From the entries below, copy out every line with "Fatigue" in it.

== Records provided

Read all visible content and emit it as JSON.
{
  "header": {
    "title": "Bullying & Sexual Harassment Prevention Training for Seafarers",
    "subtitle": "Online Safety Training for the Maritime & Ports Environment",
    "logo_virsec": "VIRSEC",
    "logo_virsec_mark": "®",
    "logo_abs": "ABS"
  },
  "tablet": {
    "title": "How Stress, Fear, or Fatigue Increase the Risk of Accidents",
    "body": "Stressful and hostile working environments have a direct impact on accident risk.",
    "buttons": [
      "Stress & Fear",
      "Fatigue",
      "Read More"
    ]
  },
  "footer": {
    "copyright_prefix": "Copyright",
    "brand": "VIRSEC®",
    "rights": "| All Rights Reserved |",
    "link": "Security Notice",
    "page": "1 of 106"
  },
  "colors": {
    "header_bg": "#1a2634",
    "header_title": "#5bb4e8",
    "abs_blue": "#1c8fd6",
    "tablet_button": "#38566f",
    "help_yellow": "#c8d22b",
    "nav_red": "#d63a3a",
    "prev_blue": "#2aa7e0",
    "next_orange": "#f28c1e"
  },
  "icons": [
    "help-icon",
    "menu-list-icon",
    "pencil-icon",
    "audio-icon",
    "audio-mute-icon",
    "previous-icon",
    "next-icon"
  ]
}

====

■ **Answer**:
    "title": "How Stress, Fear, or Fatigue Increase the Risk of Accidents",
      "Fatigue",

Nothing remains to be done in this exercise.